Last Monday night, we visited Square Louise Michel at the foot of Sacre Coeur in Paris. The park and the nearby streets of Montmartre are a living history book, with every cobblestone suggesting times of struggle, hope, fear, and disillusionment. Staying there for a few days makes me feel that I just have to share some thoughts about the Paris Commune and Louise Michel.
There was a time when I knew very little about the Paris Commune, which held Paris for two months in the spring of 1871. It wasn’t part of my history lessons in school, nor did it enter into political debates or everyday conversations. As I read, I began to see references to it—”the democratic and social republic!”, the petroleuses, the horrible siege prior to the commune, which led to the eating of zoo animals, the Federales’ Wall, early establishment of rights for women, why Sacre Coeur was built—but these references were disjointed, so that much what I did know was confused and contradictory. It took living in Paris for a year to help me understand more of what it was about.
I knew even less about Louise Michel, one of the heroes of the Paris Commune, and as I’m learning, much more besides. But I feel a shiver now whenever I think of her. I’m amazed by her passion and ideals, the violence in her life, her writing, her work as an educator in many senses of that word, and her life fully lived.
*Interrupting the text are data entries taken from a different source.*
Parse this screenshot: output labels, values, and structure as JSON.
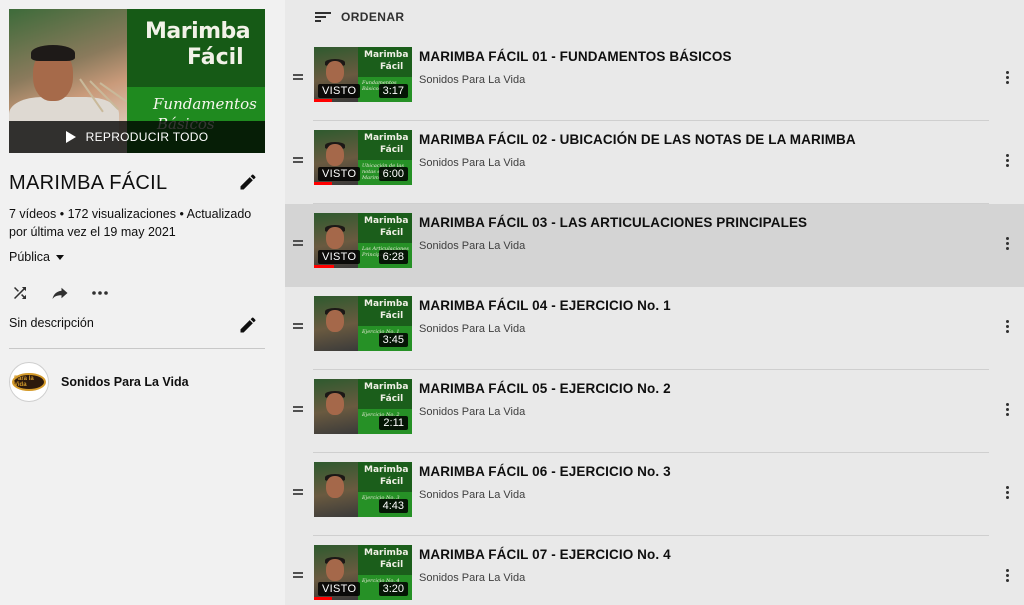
{
  "playlist": {
    "hero": {
      "brand_line1": "Marimba",
      "brand_line2": "Fácil",
      "subtitle_line1": "Fundamentos",
      "subtitle_line2": "Básicos",
      "play_all_label": "REPRODUCIR TODO"
    },
    "title": "MARIMBA FÁCIL",
    "stats": "7 vídeos • 172 visualizaciones • Actualizado por última vez el 19 may 2021",
    "privacy": "Pública",
    "description": "Sin descripción",
    "owner": {
      "name": "Sonidos Para La Vida",
      "avatar_text": "Para la Vida"
    },
    "actions": [
      "shuffle-icon",
      "share-icon",
      "more-horizontal-icon"
    ]
  },
  "list": {
    "sort_label": "ORDENAR",
    "seen_label": "VISTO",
    "videos": [
      {
        "title": "MARIMBA FÁCIL 01 - FUNDAMENTOS BÁSICOS",
        "channel": "Sonidos Para La Vida",
        "duration": "3:17",
        "watched": true,
        "thumb_brand1": "Marimba",
        "thumb_brand2": "Fácil",
        "thumb_caption": "Fundamentos Básicos",
        "active": false
      },
      {
        "title": "MARIMBA FÁCIL 02 - UBICACIÓN DE LAS NOTAS DE LA MARIMBA",
        "channel": "Sonidos Para La Vida",
        "duration": "6:00",
        "watched": true,
        "thumb_brand1": "Marimba",
        "thumb_brand2": "Fácil",
        "thumb_caption": "Ubicación de las notas en la Marimba",
        "active": false
      },
      {
        "title": "MARIMBA FÁCIL 03 - LAS ARTICULACIONES PRINCIPALES",
        "channel": "Sonidos Para La Vida",
        "duration": "6:28",
        "watched": true,
        "thumb_brand1": "Marimba",
        "thumb_brand2": "Fácil",
        "thumb_caption": "Las Articulaciones Principales",
        "active": true
      },
      {
        "title": "MARIMBA FÁCIL 04 - EJERCICIO No. 1",
        "channel": "Sonidos Para La Vida",
        "duration": "3:45",
        "watched": false,
        "thumb_brand1": "Marimba",
        "thumb_brand2": "Fácil",
        "thumb_caption": "Ejercicio No. 1",
        "active": false
      },
      {
        "title": "MARIMBA FÁCIL 05 - EJERCICIO No. 2",
        "channel": "Sonidos Para La Vida",
        "duration": "2:11",
        "watched": false,
        "thumb_brand1": "Marimba",
        "thumb_brand2": "Fácil",
        "thumb_caption": "Ejercicio No. 2",
        "active": false
      },
      {
        "title": "MARIMBA FÁCIL 06 - EJERCICIO No. 3",
        "channel": "Sonidos Para La Vida",
        "duration": "4:43",
        "watched": false,
        "thumb_brand1": "Marimba",
        "thumb_brand2": "Fácil",
        "thumb_caption": "Ejercicio No. 3",
        "active": false
      },
      {
        "title": "MARIMBA FÁCIL 07 - EJERCICIO No. 4",
        "channel": "Sonidos Para La Vida",
        "duration": "3:20",
        "watched": true,
        "thumb_brand1": "Marimba",
        "thumb_brand2": "Fácil",
        "thumb_caption": "Ejercicio No. 4",
        "active": false
      }
    ]
  },
  "colors": {
    "accent_red": "#ff0000",
    "brand_green_dark": "#165a16",
    "brand_green_light": "#1f8a1f",
    "active_row_bg": "#d4d4d4"
  }
}
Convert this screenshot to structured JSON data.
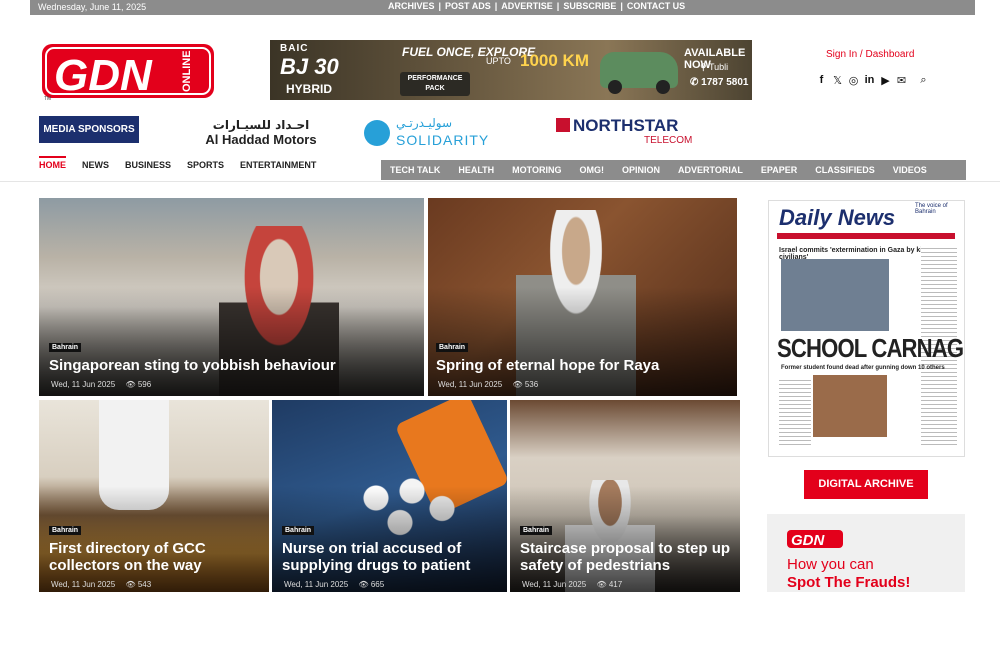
{
  "topbar": {
    "date": "Wednesday, June 11, 2025",
    "links": [
      "ARCHIVES",
      "POST ADS",
      "ADVERTISE",
      "SUBSCRIBE",
      "CONTACT US"
    ]
  },
  "logo": {
    "text": "GDN",
    "sub": "ONLINE",
    "tm": "TM",
    "brand_color": "#e3001b"
  },
  "ad": {
    "brand": "BAIC",
    "model": "BJ 30",
    "variant": "HYBRID",
    "slogan_top": "FUEL ONCE, EXPLORE",
    "slogan_upto": "UPTO",
    "slogan_km": "1000 KM",
    "perf": "PERFORMANCE PACK",
    "availability": "AVAILABLE NOW",
    "location": "Tubli",
    "phone": "1787 5801"
  },
  "account": {
    "signin": "Sign In / Dashboard"
  },
  "socials": [
    "facebook-icon",
    "x-icon",
    "instagram-icon",
    "linkedin-icon",
    "youtube-icon",
    "mail-icon",
    "search-icon"
  ],
  "sponsors": {
    "label": "MEDIA SPONSORS",
    "haddad_ar": "احـداد للسيـارات",
    "haddad_en": "Al Haddad Motors",
    "solidarity_ar": "سوليـدرتـي",
    "solidarity_en": "SOLIDARITY",
    "northstar": "NORTHSTAR",
    "northstar_sub": "TELECOM"
  },
  "nav": {
    "left": [
      "HOME",
      "NEWS",
      "BUSINESS",
      "SPORTS",
      "ENTERTAINMENT"
    ],
    "right": [
      "TECH TALK",
      "HEALTH",
      "MOTORING",
      "OMG!",
      "OPINION",
      "ADVERTORIAL",
      "EPAPER",
      "CLASSIFIEDS",
      "VIDEOS"
    ]
  },
  "articles": [
    {
      "tag": "Bahrain",
      "title": "Singaporean sting to yobbish behaviour",
      "date": "Wed, 11 Jun 2025",
      "views": "596"
    },
    {
      "tag": "Bahrain",
      "title": "Spring of eternal hope for Raya",
      "date": "Wed, 11 Jun 2025",
      "views": "536"
    },
    {
      "tag": "Bahrain",
      "title": "First directory of GCC collectors on the way",
      "date": "Wed, 11 Jun 2025",
      "views": "543"
    },
    {
      "tag": "Bahrain",
      "title": "Nurse on trial accused of supplying drugs to patient",
      "date": "Wed, 11 Jun 2025",
      "views": "665"
    },
    {
      "tag": "Bahrain",
      "title": "Staircase proposal to step up safety of pedestrians",
      "date": "Wed, 11 Jun 2025",
      "views": "417"
    }
  ],
  "sidebar": {
    "paper_title": "Daily News",
    "paper_tag": "The voice of Bahrain",
    "paper_head": "Israel commits 'extermination in Gaza by killing civilians'",
    "paper_big": "SCHOOL CARNAGE",
    "paper_sub": "Former student found dead after gunning down 10 others",
    "archive_button": "DIGITAL ARCHIVE",
    "fraud_line1": "How you can",
    "fraud_line2": "Spot The Frauds!"
  }
}
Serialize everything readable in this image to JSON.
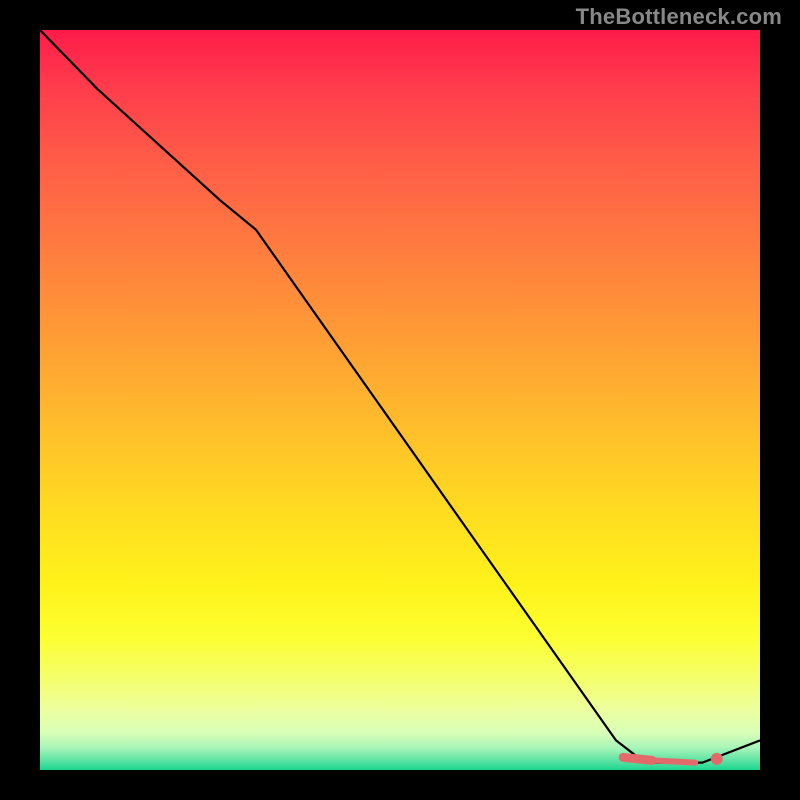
{
  "attribution": "TheBottleneck.com",
  "chart_data": {
    "type": "line",
    "title": "",
    "xlabel": "",
    "ylabel": "",
    "xlim": [
      0,
      100
    ],
    "ylim": [
      0,
      100
    ],
    "grid": false,
    "legend": false,
    "series": [
      {
        "name": "bottleneck-curve",
        "x": [
          0,
          8,
          25,
          30,
          80,
          84,
          92,
          100
        ],
        "y": [
          100,
          92,
          77,
          73,
          4,
          1,
          1,
          4
        ]
      }
    ],
    "markers": [
      {
        "name": "flat-region-thick",
        "x": [
          81,
          85
        ],
        "y": [
          1.7,
          1.3
        ]
      },
      {
        "name": "flat-region-thin",
        "x": [
          85,
          91
        ],
        "y": [
          1.3,
          1.0
        ]
      },
      {
        "name": "end-dot",
        "x": 94,
        "y": 1.5
      }
    ],
    "background_gradient": {
      "from": "#ff1c4a",
      "through": [
        "#ff9338",
        "#fff21a",
        "#ecffa0"
      ],
      "to": "#1cd690"
    }
  }
}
For a long time Michel was the only woman other than saints to have a Paris métro named after her. The recent renaming of the Pierre Curie métro to Pierre et Marie Curie makes two (or one and a half). Schools all over France bear her name as well. She comes alive in books such as
Édith Thomas’s The Women Incendiaries (reprinted by Haymarket Books, 2007; original in French in 1963). I think of her when I play Le Temps des Cerises, a song often associated with the commune and with Michel, even though it was written five years before the Commune.
I’ve also learned that she was an early practitioner of what I’d call inquiry-based teaching and learning. She was a continual learner, inspired by the works of Charles Darwin and Claude Bernard. As a school teacher, she used methods promoted in the progressive education movement (which came much later): interaction with objects such as flowers, rocks, and animals, studies outdoors, and scientific methods. She declared,
The morality I was teaching was this: to develop a conscience so great that there could exist no reward or punishment apart from the feeling of having done one’s duty, or having acted badly.
After the Commune fell, Michel was deported to New Caledonia. Unlike her jailers and many of the other Communards, she befriended Polynesians. She gave lessons to one in “the things whites know,” while he taught her his language. Later, she ventured deep into the forest to work with and study groups still practicing cannibalism. She collected their legends and music as a modern ethnographer might do. When there was a native revolt, Michel joined the side of the Polynesians. Throughout, she wrote poetry, prose, and letters on behalf of prisoner rights.
Later, she opened a school in London for the children of political refugees (The International School). There was a statement in the prospectus taken from Mikhail Bakunin’s God and the State:
All rational education is at bottom nothing but this progressive immolation of authority for the benefit of liberty, the final object of education necessarily being the formation of free men full of respect, and love for the liberty of others.
As infed says, there were no compulsory subjects, teaching was in small groups, and there was an emphasis on rational and integral education. Often, groups of children would bring their own ideas about what to study. Michel wanted students to learn to think for themselves, just as she did herself and encouraged others to do throughout her life.
Louise Michel was a complex person whose every year might fill the life for someone else; a blog post feels totally inadequate. Moreover, one might criticize both the Commune and her participation on many grounds. Nevertheless, her commitment to social justice, her caring for all life, her passion for learning and teaching, her striving for women’s rights and democracy in general, her unselfish work on behalf of others, her strong moral stance, and her unfailing courage set a mark to inspire anyone.
- Michel, Louise (2004). Louise Michel [Rebel lives series, Nic Maclellan, ed.). New York: Ocean.
- Saudrais, Hélène (2005). Louise Michel. Amsterdam: International Institute of Social History.
- Thomas, Édith (2007/1963). The women incendiaries. Chicago: Haymarket Books (reprinted in 2007; original in French, Les Petroleuses, in 1963).
Visited Paris this week and saw the square named after Louise Michel in front of the Cathedral. As a historian, I almost fell over in shock. What a nasty joke modern Socialists have played on the Church! After all, the Sacre Coeur was built as a response to the Commune – and not a positive one. Also, as a good Anarchist, Louise Michel would have had a dim view of the Church. Sadly, when I mentioned the square needed a statue of Louise Michel giving the Sacre Coeur the middle finger salute, the joke was lost on both the tourists and the French. I don’t agree with all her politics, but I understand the context in which she promulgated them. She was a fiery woman who, according to historian Aleister Horne, demanded the Communards follow up their seizing Paris by crushing the militarily weak national government immediately. If the Communards had taken her advice they would have won as the government had scarcely a company of timid Soldiers at their disposal.